When Tom Holland was first tapped to play Spider-Man at 19, his world was flipped upside down.
The British actor went on to win raves for his portrayal of the web-slinging superhero in both the Spider-Man and Avengers franchises and become the new center of the Marvel Cinematic Universe.
Now, Holland is back in his third solo film, the highly anticipated Spider-Man: No Way Home — alongside costars Benedict Cumberbatch, Jamie Foxx and his real-life girlfriend, Zendaya — and this time, it’s Spidey’s life that is turned upside down as the high schooler deals with the fallout after a villain reveals his secret identity.
The 25-year-old talks about what audiences can expect from his latest blockbuster, the challenges of shooting its intense action scenes and how he’s put his personal stamp on the teen superhero.
Can you give us a sneak peek of the new film?
This movie exceeds expectations in every way possible.
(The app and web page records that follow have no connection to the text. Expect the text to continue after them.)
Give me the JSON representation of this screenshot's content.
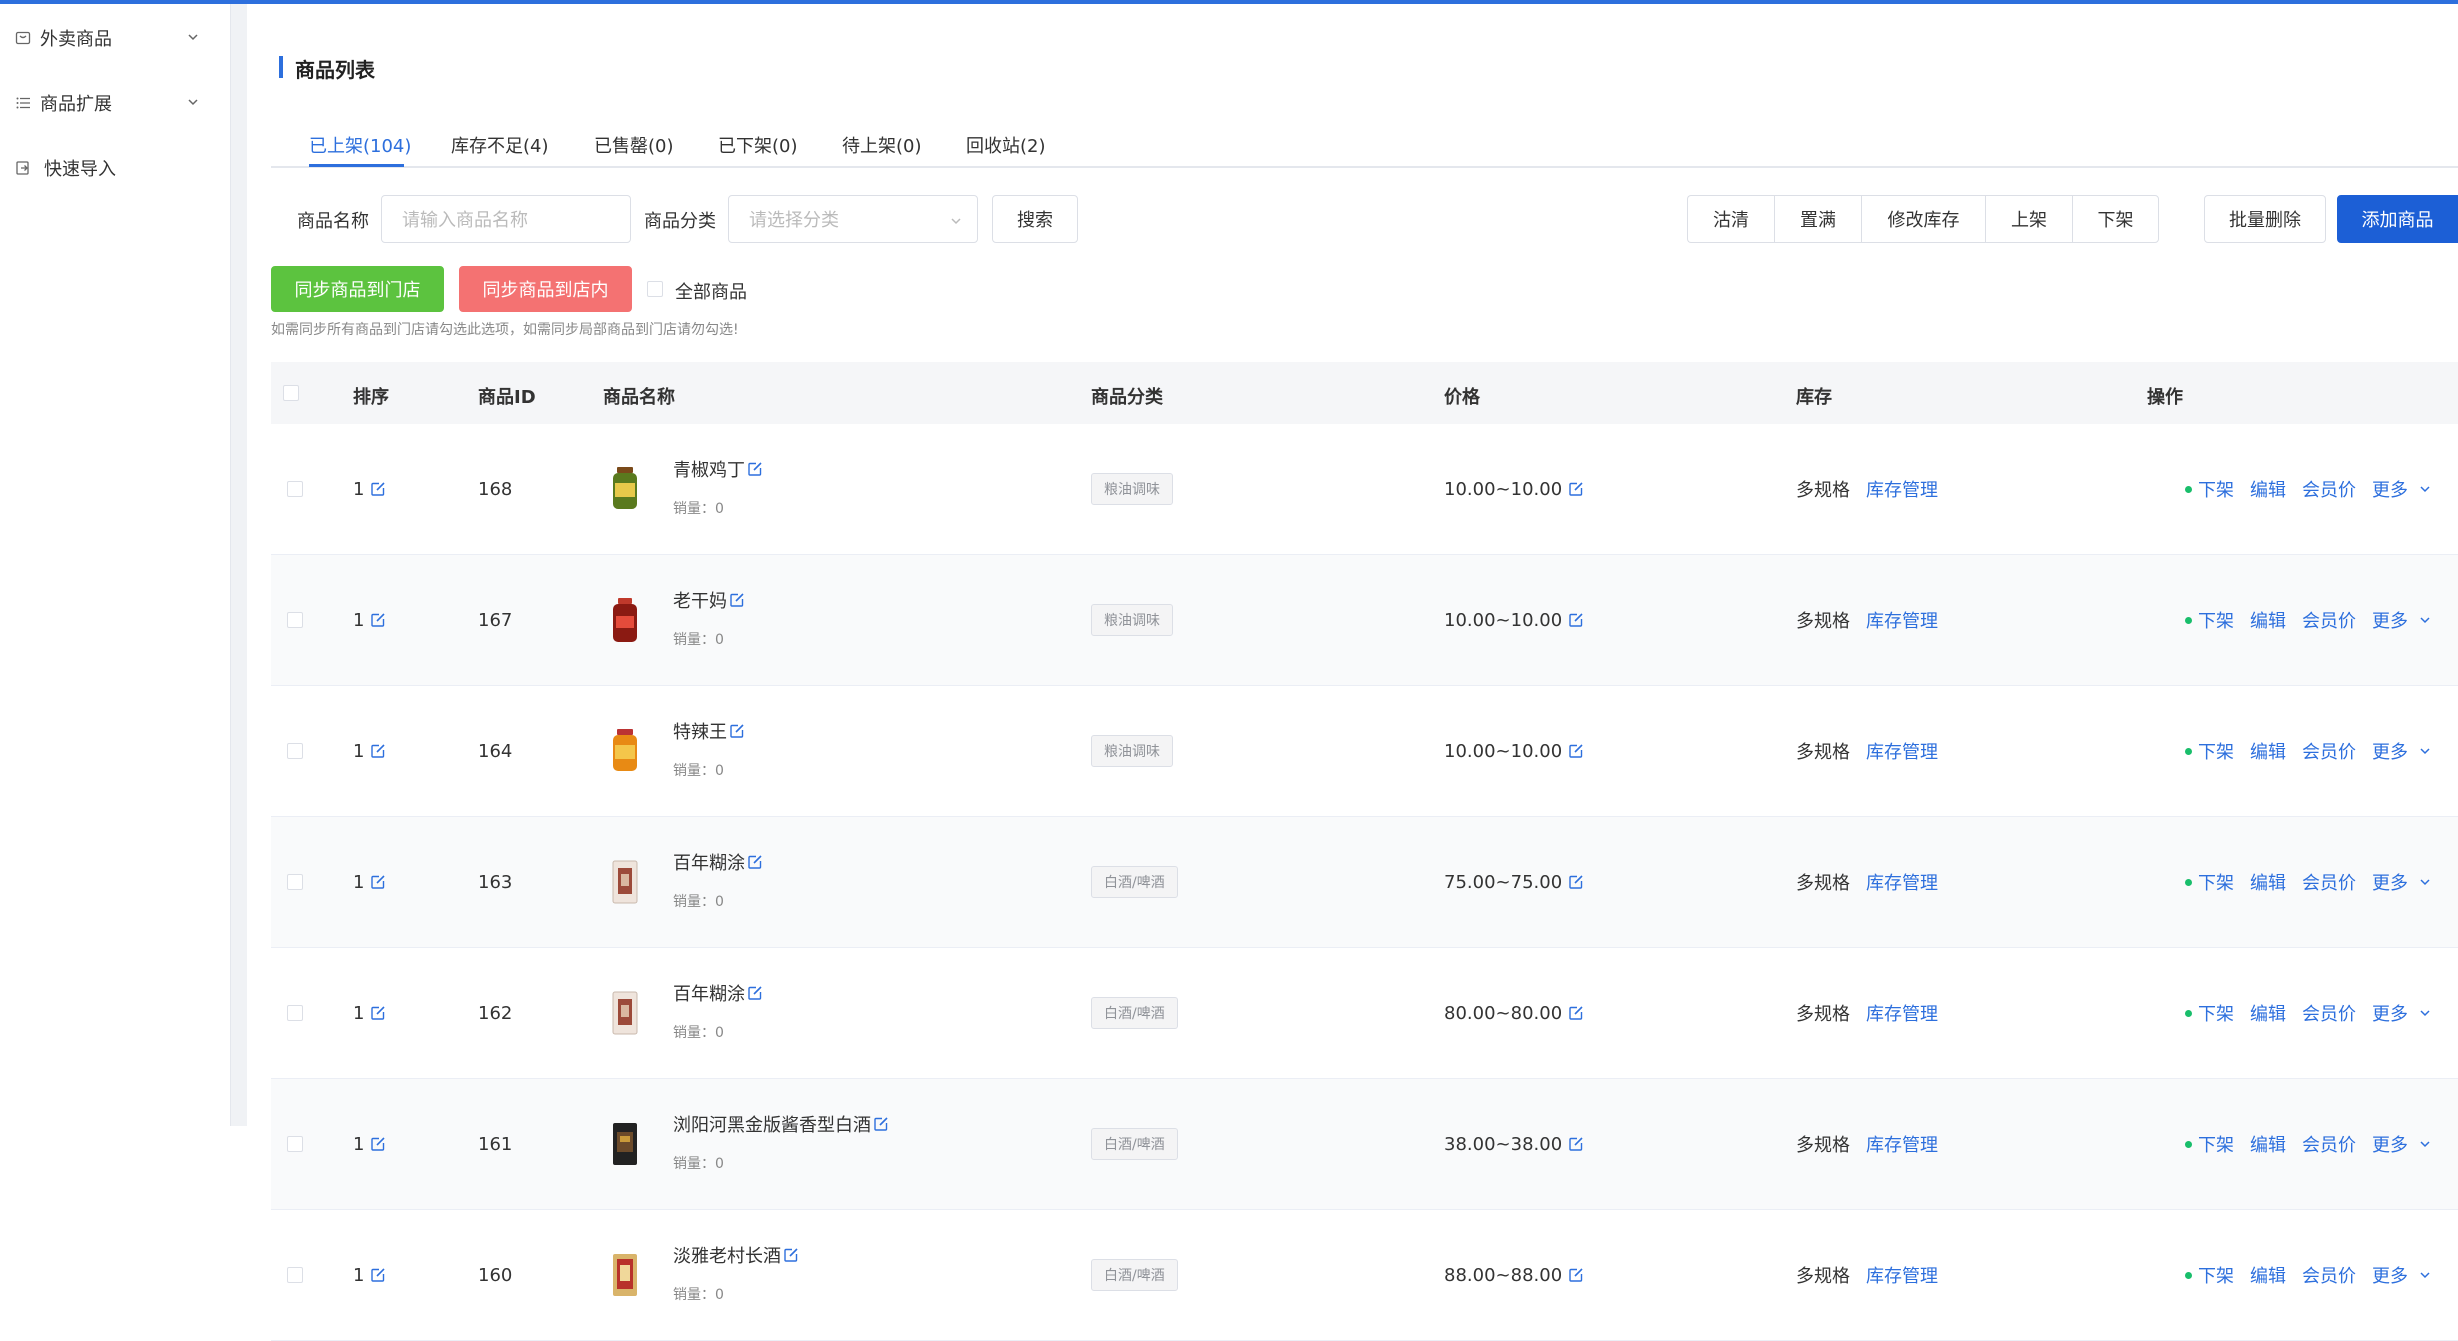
{
  "sidebar": {
    "items": [
      {
        "label": "外卖商品",
        "icon": "shop-icon",
        "has_children": true
      },
      {
        "label": "商品扩展",
        "icon": "list-icon",
        "has_children": true
      },
      {
        "label": "快速导入",
        "icon": "import-icon",
        "has_children": false
      }
    ]
  },
  "page": {
    "title": "商品列表",
    "accent_color": "#2d6fdd"
  },
  "tabs": [
    {
      "label": "已上架(104)",
      "active": true
    },
    {
      "label": "库存不足(4)",
      "active": false
    },
    {
      "label": "已售罄(0)",
      "active": false
    },
    {
      "label": "已下架(0)",
      "active": false
    },
    {
      "label": "待上架(0)",
      "active": false
    },
    {
      "label": "回收站(2)",
      "active": false
    }
  ],
  "filters": {
    "name_label": "商品名称",
    "name_placeholder": "请输入商品名称",
    "category_label": "商品分类",
    "category_placeholder": "请选择分类",
    "search_button": "搜索"
  },
  "toolbar": {
    "group": [
      "沽清",
      "置满",
      "修改库存",
      "上架",
      "下架"
    ],
    "batch_delete": "批量删除",
    "add_product": "添加商品"
  },
  "sync": {
    "to_store_button": "同步商品到门店",
    "to_shop_button": "同步商品到店内",
    "all_products_label": "全部商品",
    "hint": "如需同步所有商品到门店请勾选此选项，如需同步局部商品到门店请勿勾选!"
  },
  "table": {
    "headers": [
      "排序",
      "商品ID",
      "商品名称",
      "商品分类",
      "价格",
      "库存",
      "操作"
    ],
    "sales_prefix": "销量：",
    "stock_text": "多规格",
    "stock_link": "库存管理",
    "ops": {
      "status": "下架",
      "edit": "编辑",
      "member_price": "会员价",
      "more": "更多"
    },
    "rows": [
      {
        "sort": "1",
        "id": "168",
        "name": "青椒鸡丁",
        "sales": "0",
        "category": "粮油调味",
        "price": "10.00~10.00",
        "thumb": "jar-green"
      },
      {
        "sort": "1",
        "id": "167",
        "name": "老干妈",
        "sales": "0",
        "category": "粮油调味",
        "price": "10.00~10.00",
        "thumb": "jar-red"
      },
      {
        "sort": "1",
        "id": "164",
        "name": "特辣王",
        "sales": "0",
        "category": "粮油调味",
        "price": "10.00~10.00",
        "thumb": "jar-orange"
      },
      {
        "sort": "1",
        "id": "163",
        "name": "百年糊涂",
        "sales": "0",
        "category": "白酒/啤酒",
        "price": "75.00~75.00",
        "thumb": "box-brown"
      },
      {
        "sort": "1",
        "id": "162",
        "name": "百年糊涂",
        "sales": "0",
        "category": "白酒/啤酒",
        "price": "80.00~80.00",
        "thumb": "box-brown"
      },
      {
        "sort": "1",
        "id": "161",
        "name": "浏阳河黑金版酱香型白酒",
        "sales": "0",
        "category": "白酒/啤酒",
        "price": "38.00~38.00",
        "thumb": "box-black"
      },
      {
        "sort": "1",
        "id": "160",
        "name": "淡雅老村长酒",
        "sales": "0",
        "category": "白酒/啤酒",
        "price": "88.00~88.00",
        "thumb": "box-gold"
      }
    ]
  }
}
This is the most cinematic and theatrical movie we’ve ever done. When they first pitched it to me, I was like, “There’s no way you’re going to be able to get that done.” And they did — and they did an amazing job.
How tough was it shooting the fight scenes?
There’s one where you’re going to see a style of fighting that you’ve never seen in a Spider-Man movie before. I reckon it’s a 35-beat fight scene between myself and one of the villains. We shot it over and over again over three or four days, and I remember my knuckles were all bloody and I was knackered. In all fairness, it was awful. But in the film, it’s so spectacular.
What do you love most about the character?
Peter Parker. He’s Spider-Man’s biggest superpower, and that’s because of his humility. What sets him apart from the rest is that he’s unable to not do the right thing. As an actor, bringing that to life has been so fun because it’s sometimes incredibly frustrating. [I’ll] read these scripts, and I just want Peter Parker to be selfish, just one time. Because he always puts everybody else first and therefore kind of s**ts on himself.
Now that Spider-Man is finally revealed to be Peter Parker, how did you get into his mindset?
I always feel like Peter Parker has some sort of parallel with my life. This film kind of explores the adverse effects of fame and what can happen to someone, especially at a young age, and how it can affect you for better or for worse. It’s no secret that when this happens to you, your life changes, and there are certain things that you can’t do anymore. I’ve had a wonderful experience and feel very looked after by the fans. But there are people out there who haven’t had the same experience, and Peter Parker, unfortunately, is going through that.
Looking back over all the SpiderMan movies, what do you think you’ve imprinted on the role?
I think my biggest thing when coming into this world was to lean into the idea that this is a 15-year-old superhero. I wanted to really, really hone in on his youthfulness. There’s lots of stuff that you’ll see throughout my films where Peter Parker does everyday things, but in a way that a teenage Spider-Man would do them, like watching TV and the remote was too far away, and you’d web the remote and fling it back. Making Peter Parker authentic and a real teenager, a real high schooler, was really important.
What do you hope to teach young Marvel fans with your portrayal of Spider-Man?
Wow, that’s a huge question. Well, with my three movies, it’s that with great power comes great responsibility. The world is changing. Everyone has a voice, and we have a responsibility to do the right thing and help out our neighbor and look after one another — and that’s exactly what Spider-Man stands for.